How to Choose a Good Software Testing Conference

It just occurred to me that there is a whole bunch of below standard software testing conferences out there. How to avoid them? And what exactly is it that there is to be avoided?

Here is my “to be avoided” list:
- Overcrowded with the sales people of tool vendors
- Conference is organized by a tool vendor
- Sessions were selected on the criteria: “what tool vendor is willing to pay for it”

Here is my “oh yeah, great” list:
- great speakers
- interesting formats, like unconference or coach camp
- participation and discussion instead of 45min bloody boring bullet ball battles (yes, I know, it is called bullet point, but it wouldn’t have made such a cool alliteration)

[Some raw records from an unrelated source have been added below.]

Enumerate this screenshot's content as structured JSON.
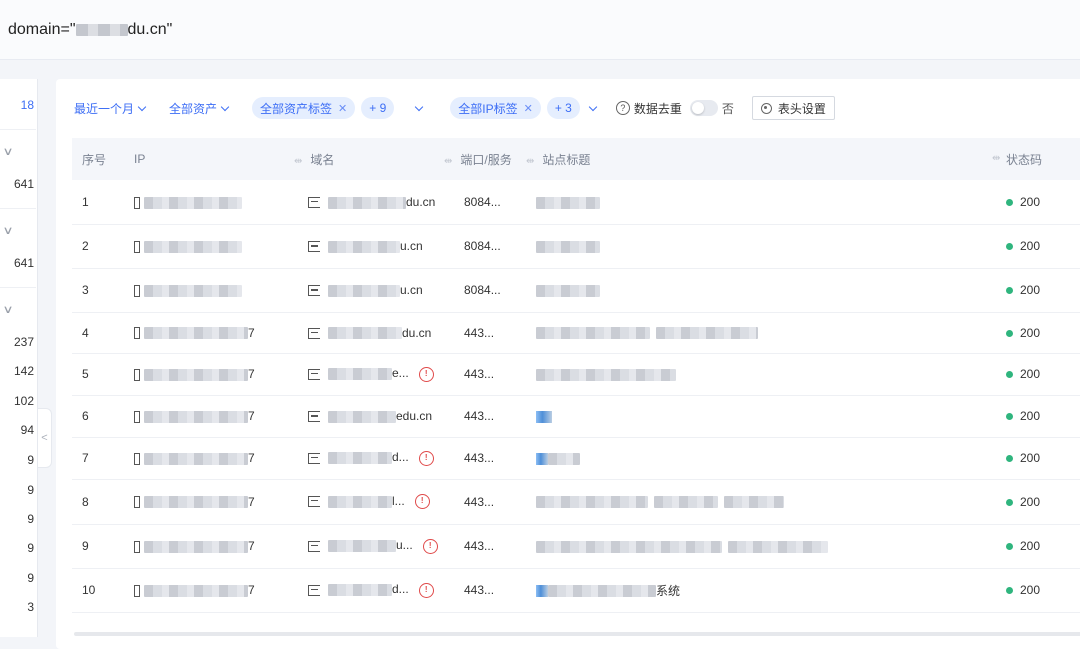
{
  "search": {
    "prefix": "domain=\"",
    "suffix": "du.cn\""
  },
  "left_panel": {
    "first_count": "18",
    "group_counts": [
      "641",
      "641"
    ],
    "list_counts": [
      "237",
      "142",
      "102",
      "94",
      "9",
      "9",
      "9",
      "9",
      "9",
      "3"
    ]
  },
  "toolbar": {
    "time_filter": "最近一个月",
    "asset_filter": "全部资产",
    "asset_tag": "全部资产标签",
    "asset_tag_extra": "+ 9",
    "ip_tag": "全部IP标签",
    "ip_tag_extra": "+ 3",
    "dedupe_label": "数据去重",
    "dedupe_state": "否",
    "header_settings": "表头设置"
  },
  "table": {
    "columns": [
      "序号",
      "IP",
      "域名",
      "端口/服务",
      "站点标题",
      "状态码"
    ],
    "rows": [
      {
        "index": "1",
        "ip_suffix": "",
        "domain_suffix": "du.cn",
        "port": "8084...",
        "status": "200"
      },
      {
        "index": "2",
        "ip_suffix": "",
        "domain_suffix": "u.cn",
        "port": "8084...",
        "status": "200"
      },
      {
        "index": "3",
        "ip_suffix": "",
        "domain_suffix": "u.cn",
        "port": "8084...",
        "status": "200"
      },
      {
        "index": "4",
        "ip_suffix": "7",
        "domain_suffix": "du.cn",
        "port": "443...",
        "status": "200"
      },
      {
        "index": "5",
        "ip_suffix": "7",
        "domain_suffix": "e...",
        "port": "443...",
        "status": "200"
      },
      {
        "index": "6",
        "ip_suffix": "7",
        "domain_suffix": "edu.cn",
        "port": "443...",
        "status": "200"
      },
      {
        "index": "7",
        "ip_suffix": "7",
        "domain_suffix": "d...",
        "port": "443...",
        "status": "200"
      },
      {
        "index": "8",
        "ip_suffix": "7",
        "domain_suffix": "l...",
        "port": "443...",
        "status": "200"
      },
      {
        "index": "9",
        "ip_suffix": "7",
        "domain_suffix": "u...",
        "port": "443...",
        "status": "200"
      },
      {
        "index": "10",
        "ip_suffix": "7",
        "domain_suffix": "d...",
        "port": "443...",
        "status": "200",
        "title_suffix": "系统"
      }
    ]
  },
  "colors": {
    "accent": "#3d6ef5",
    "status_ok": "#2fb57e",
    "shield": "#e04a4a"
  }
}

What is it that should happen at a conference?
If you are inspired for action = that is good.
If you learn something new = that is good, too.
If you are inspired, delighted, enlightened, and cannot stop smiling = then it is really great.

Make up your own mind and choose wisely. Maybe you’d like to follow @testevents. They promise to update you on testing events.

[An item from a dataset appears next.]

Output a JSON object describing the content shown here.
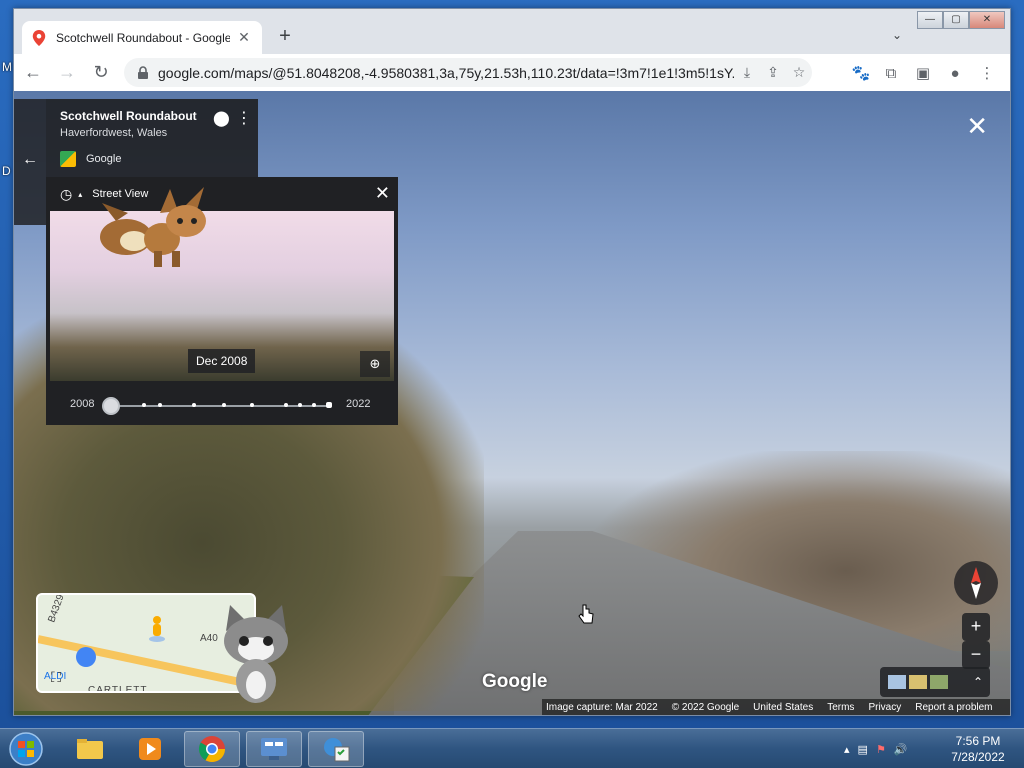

Lines of Thought on Software Testing

Ok, let’s start with some thoughts on software testing. Sometimes I find it a good idea to clarify the meaning and connotation of some words for common understanding. So, here are my 3 words:

  • Checking
  • Verification
  • Testing

Is there a difference or is it just irrelevant wordplay? I don’t know, let’s elaborate.

When I hear “checking” I immediately see a boring check list and then I fall asleep. The word “verification” evokes an image of a bureaucrat verifying that all fields on a stupid form are filled in. Now it is “testing” that gets my blood flowing. I mean, looking over the fence to another domain: they are called food testers and not food checkers and their life is filled with glamour and delicious wine. That’s where we want to be, don’t we?

And: There were some famous people named “Tester” such as Desmond Tester, Jon Tester and William Tester. Well, they were not really that famous.

I see checking, verification and testing in ascending order of skillfulness. Checking is just following detailed instruction (e.g. detailed test cases executed by non testers). Verification adds some element of inquiry to it (e.g. detailed test cases executed by testers). Testing on the other hand vibrates in full swing by skillfully questioning the product.

The company I work for calls what my group does “software verification” for the only reason that the term “testing” was already occupied by production. My next mission will be to change the name of my group to “software testing”. And, of course, become better at what we are doing which at the end of the day is far more important.

And here is a good book to start with: Lessons Learned in Software Testing